A sexual health nurse practitioner is urging people to stay safe and screen as infectious syphilis numbers rise in Hawke’s Bay.
Lei Johnson, Nurse Practitioner at Te Whatu Ora - Health New Zealand, Te Matau a Māui Hawke’s Bay says the organisation’s sexual health service had 12 cases of infectious syphilis in the quarter ending 30 June 2022, compared with three cases in the same quarter last year*.
“This sexually transmitted infection (STI) most commonly affects men with male sexual contacts, however our clinic has recently seen a rise in infectious syphilis among heterosexual men and women,” says Mrs Johnson, who specialises in sexual health and forensic medicine.
“We are also seeing an increase in people of reproductive age (15-25 years) with infectious syphilis, which has implications for people who are pregnant,” she says.
Syphilis is a bacterial infection that is treated with antibiotics. If left untreated it can cause damage to vital organs or harm unborn babies. There can be potentially fatal complications for a baby exposed to syphilis.
“While using condoms won’t completely prevent the spread of infectious syphilis (as skin-to-skin contact still occurs), they do minimise it, and are effective at preventing other harmful STIs,” Mrs Johnson says.

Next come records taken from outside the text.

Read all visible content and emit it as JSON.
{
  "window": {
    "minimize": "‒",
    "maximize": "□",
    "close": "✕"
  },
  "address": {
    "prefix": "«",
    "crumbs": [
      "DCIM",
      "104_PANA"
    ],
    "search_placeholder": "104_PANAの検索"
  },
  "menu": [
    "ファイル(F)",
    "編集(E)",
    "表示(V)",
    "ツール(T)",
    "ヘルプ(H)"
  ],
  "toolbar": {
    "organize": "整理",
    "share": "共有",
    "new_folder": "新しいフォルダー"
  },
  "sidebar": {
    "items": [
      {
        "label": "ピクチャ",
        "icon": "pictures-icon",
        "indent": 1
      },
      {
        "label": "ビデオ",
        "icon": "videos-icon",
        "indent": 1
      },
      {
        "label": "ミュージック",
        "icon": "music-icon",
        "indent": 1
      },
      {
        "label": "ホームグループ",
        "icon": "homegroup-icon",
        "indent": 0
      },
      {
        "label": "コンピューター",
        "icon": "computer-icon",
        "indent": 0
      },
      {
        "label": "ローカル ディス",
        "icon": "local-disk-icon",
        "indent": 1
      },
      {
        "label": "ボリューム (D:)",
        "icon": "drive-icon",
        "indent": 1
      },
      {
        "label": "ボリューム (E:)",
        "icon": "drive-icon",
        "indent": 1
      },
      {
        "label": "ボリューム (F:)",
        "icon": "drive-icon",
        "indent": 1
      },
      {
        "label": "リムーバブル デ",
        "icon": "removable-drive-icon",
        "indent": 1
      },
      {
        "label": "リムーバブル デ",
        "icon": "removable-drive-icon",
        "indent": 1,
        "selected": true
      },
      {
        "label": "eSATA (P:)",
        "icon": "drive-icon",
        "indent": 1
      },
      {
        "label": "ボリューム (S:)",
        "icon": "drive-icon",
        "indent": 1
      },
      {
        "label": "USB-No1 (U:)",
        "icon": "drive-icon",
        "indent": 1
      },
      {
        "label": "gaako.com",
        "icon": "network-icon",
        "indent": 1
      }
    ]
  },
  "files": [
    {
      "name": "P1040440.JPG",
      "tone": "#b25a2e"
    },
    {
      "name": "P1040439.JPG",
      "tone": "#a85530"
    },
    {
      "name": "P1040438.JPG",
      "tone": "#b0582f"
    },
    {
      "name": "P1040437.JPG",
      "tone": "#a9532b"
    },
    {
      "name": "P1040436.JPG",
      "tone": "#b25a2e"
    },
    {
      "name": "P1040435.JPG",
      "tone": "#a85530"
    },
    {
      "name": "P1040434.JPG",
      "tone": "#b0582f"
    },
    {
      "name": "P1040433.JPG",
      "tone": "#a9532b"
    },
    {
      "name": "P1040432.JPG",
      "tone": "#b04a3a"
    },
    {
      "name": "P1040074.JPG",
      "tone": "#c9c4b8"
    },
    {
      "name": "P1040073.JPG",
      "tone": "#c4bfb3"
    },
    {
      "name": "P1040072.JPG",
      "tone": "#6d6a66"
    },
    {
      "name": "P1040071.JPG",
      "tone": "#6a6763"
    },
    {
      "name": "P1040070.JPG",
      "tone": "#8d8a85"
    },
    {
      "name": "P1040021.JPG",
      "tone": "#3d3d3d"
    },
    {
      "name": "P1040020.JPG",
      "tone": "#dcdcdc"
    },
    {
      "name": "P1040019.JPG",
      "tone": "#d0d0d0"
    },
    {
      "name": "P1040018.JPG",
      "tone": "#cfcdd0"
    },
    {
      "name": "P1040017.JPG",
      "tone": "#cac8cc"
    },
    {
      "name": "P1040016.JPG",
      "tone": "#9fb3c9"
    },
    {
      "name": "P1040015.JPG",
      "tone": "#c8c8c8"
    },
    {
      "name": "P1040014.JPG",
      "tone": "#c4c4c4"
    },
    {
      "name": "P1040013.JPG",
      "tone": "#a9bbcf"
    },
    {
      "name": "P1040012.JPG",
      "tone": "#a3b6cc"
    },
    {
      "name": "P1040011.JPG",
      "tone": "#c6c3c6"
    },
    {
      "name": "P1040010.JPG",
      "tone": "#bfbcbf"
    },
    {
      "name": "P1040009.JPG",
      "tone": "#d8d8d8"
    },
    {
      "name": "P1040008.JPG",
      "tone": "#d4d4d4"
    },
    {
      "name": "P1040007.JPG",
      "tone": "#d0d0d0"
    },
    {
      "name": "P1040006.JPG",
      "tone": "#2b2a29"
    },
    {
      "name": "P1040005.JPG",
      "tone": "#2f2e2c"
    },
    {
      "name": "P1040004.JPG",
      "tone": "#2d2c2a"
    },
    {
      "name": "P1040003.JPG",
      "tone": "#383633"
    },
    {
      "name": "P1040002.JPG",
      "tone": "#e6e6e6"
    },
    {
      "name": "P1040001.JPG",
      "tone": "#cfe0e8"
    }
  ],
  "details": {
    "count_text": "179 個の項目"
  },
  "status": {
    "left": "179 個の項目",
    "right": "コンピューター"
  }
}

Syphilis symptoms include genital or mouth ulcers or rashes. However, many syphilis patients are presenting to Te Whatu Ora Hawke’s Bay’s clinics with no symptoms, which is why routine testing is key, she says.
“People don’t knowingly bring syphilis into a relationship, and the only way to know they have syphilis is through routine sexual health screening.”
It can take up to 90 days from infection to becoming symptomatic, or testing positive.
More information can be found at the Ministry of Health’s syphilis page at www.health.govt.nz/your-health/conditions-and-treatments/diseases-and-illnesses/syphilis
*Please note: figures don’t include cases that presented to Te Whatu Ora Hawke’s Bay’s Emergency Department or to primary healthcare.